(App and web page records)
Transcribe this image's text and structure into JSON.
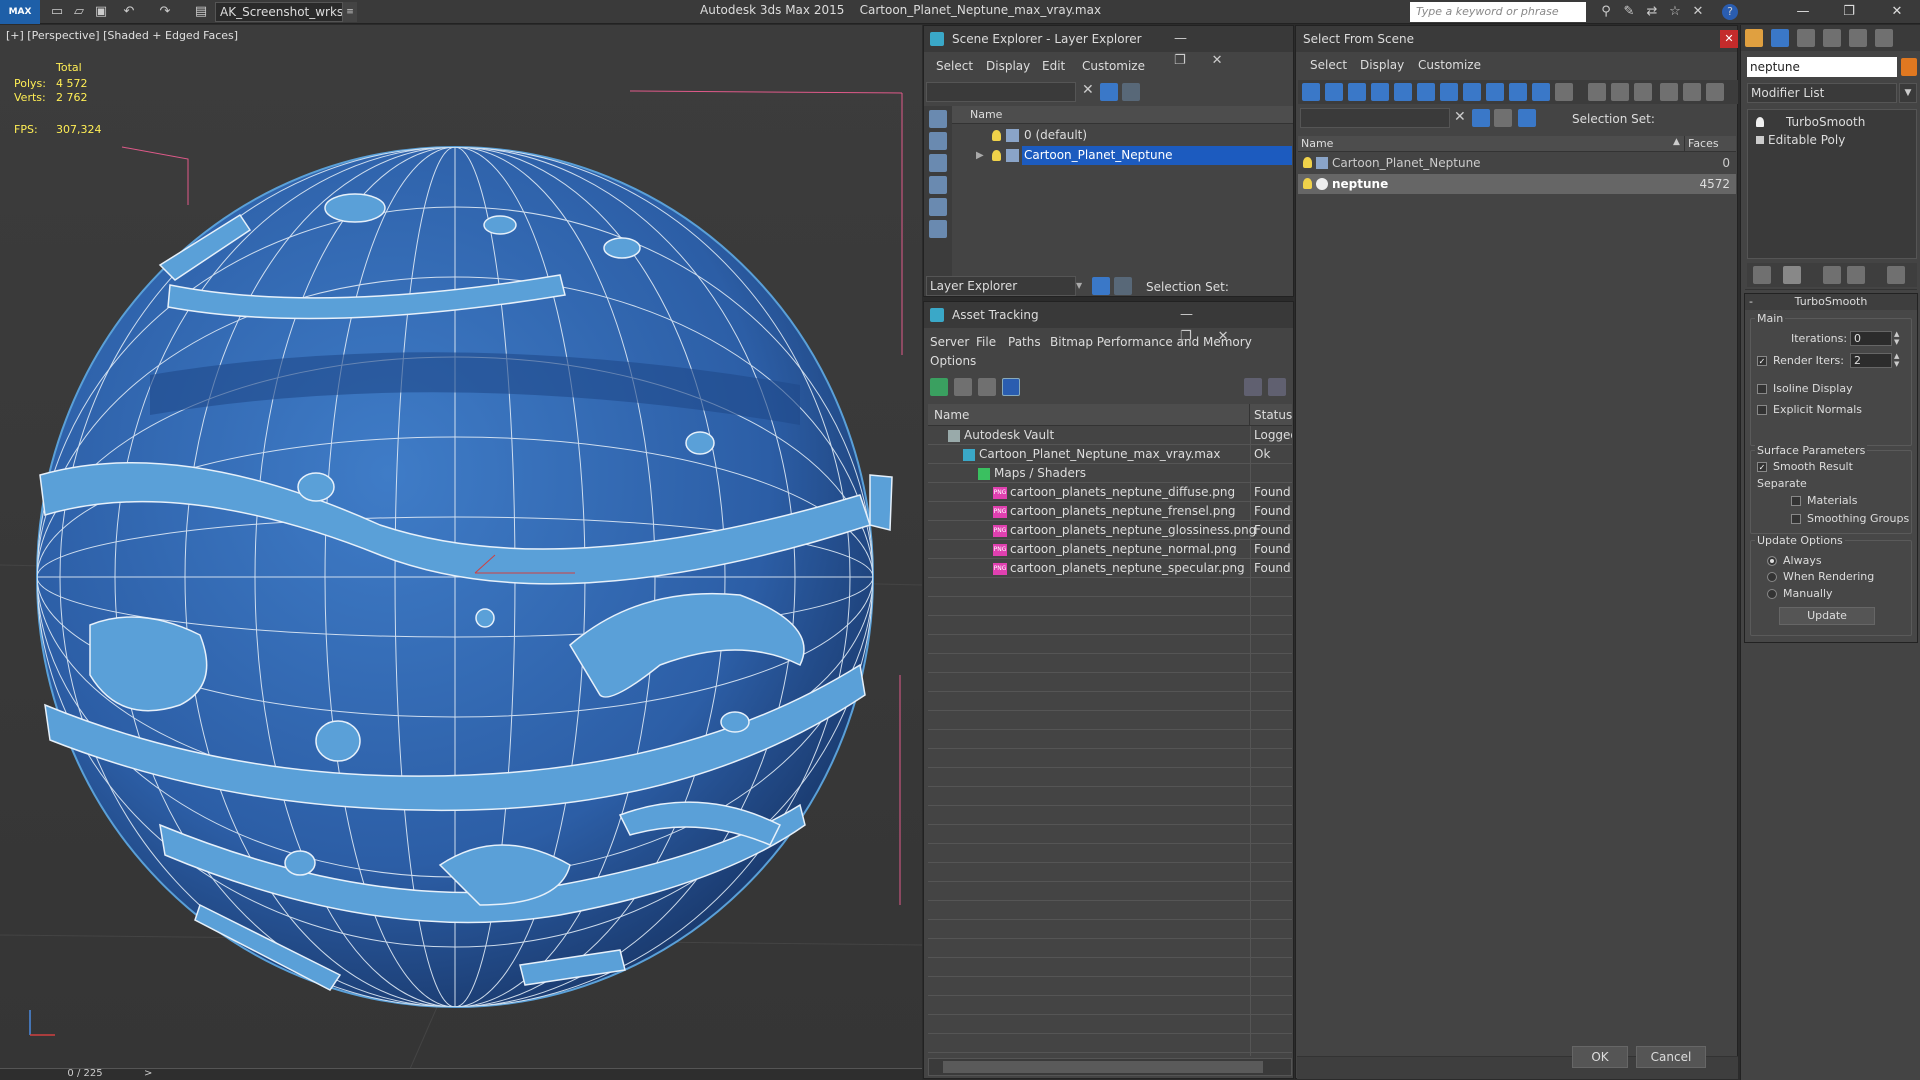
{
  "app": {
    "workspace": "AK_Screenshot_wrksp",
    "app_name": "Autodesk 3ds Max  2015",
    "file_name": "Cartoon_Planet_Neptune_max_vray.max",
    "search_placeholder": "Type a keyword or phrase"
  },
  "viewport": {
    "label": "[+] [Perspective] [Shaded + Edged Faces]",
    "total_label": "Total",
    "polys_label": "Polys:",
    "polys_value": "4 572",
    "verts_label": "Verts:",
    "verts_value": "2 762",
    "fps_label": "FPS:",
    "fps_value": "307,324",
    "timeline": "0 / 225"
  },
  "scene_explorer": {
    "title": "Scene Explorer - Layer Explorer",
    "menu": [
      "Select",
      "Display",
      "Edit",
      "Customize"
    ],
    "col_name": "Name",
    "layers": [
      "0 (default)",
      "Cartoon_Planet_Neptune"
    ],
    "footer_dropdown": "Layer Explorer",
    "selection_set": "Selection Set:"
  },
  "asset_tracking": {
    "title": "Asset Tracking",
    "menu": [
      "Server",
      "File",
      "Paths",
      "Bitmap Performance and Memory",
      "Options"
    ],
    "col_name": "Name",
    "col_status": "Status",
    "rows": [
      {
        "name": "Autodesk Vault",
        "status": "Logged",
        "indent": 0
      },
      {
        "name": "Cartoon_Planet_Neptune_max_vray.max",
        "status": "Ok",
        "indent": 1
      },
      {
        "name": "Maps / Shaders",
        "status": "",
        "indent": 2
      },
      {
        "name": "cartoon_planets_neptune_diffuse.png",
        "status": "Found",
        "indent": 3
      },
      {
        "name": "cartoon_planets_neptune_frensel.png",
        "status": "Found",
        "indent": 3
      },
      {
        "name": "cartoon_planets_neptune_glossiness.png",
        "status": "Found",
        "indent": 3
      },
      {
        "name": "cartoon_planets_neptune_normal.png",
        "status": "Found",
        "indent": 3
      },
      {
        "name": "cartoon_planets_neptune_specular.png",
        "status": "Found",
        "indent": 3
      }
    ]
  },
  "select_from_scene": {
    "title": "Select From Scene",
    "menu": [
      "Select",
      "Display",
      "Customize"
    ],
    "selection_set": "Selection Set:",
    "col_name": "Name",
    "col_faces": "Faces",
    "rows": [
      {
        "name": "Cartoon_Planet_Neptune",
        "faces": "0"
      },
      {
        "name": "neptune",
        "faces": "4572"
      }
    ],
    "ok": "OK",
    "cancel": "Cancel"
  },
  "command_panel": {
    "object_name": "neptune",
    "modifier_list": "Modifier List",
    "stack": [
      "TurboSmooth",
      "Editable Poly"
    ],
    "rollout_title": "TurboSmooth",
    "main_label": "Main",
    "iterations_label": "Iterations:",
    "iterations_value": "0",
    "render_iters_label": "Render Iters:",
    "render_iters_value": "2",
    "isoline_display": "Isoline Display",
    "explicit_normals": "Explicit Normals",
    "surface_params": "Surface Parameters",
    "smooth_result": "Smooth Result",
    "separate": "Separate",
    "materials": "Materials",
    "smoothing_groups": "Smoothing Groups",
    "update_options": "Update Options",
    "always": "Always",
    "when_rendering": "When Rendering",
    "manually": "Manually",
    "update_btn": "Update"
  },
  "colors": {
    "planet": "#2f66ad",
    "rings": "#5aa0d8",
    "selection": "#1c5bbf",
    "stats_yellow": "#ffee55"
  }
}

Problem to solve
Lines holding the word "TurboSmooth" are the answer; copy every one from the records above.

Exercise output
      "TurboSmooth",
    "rollout_title": "TurboSmooth",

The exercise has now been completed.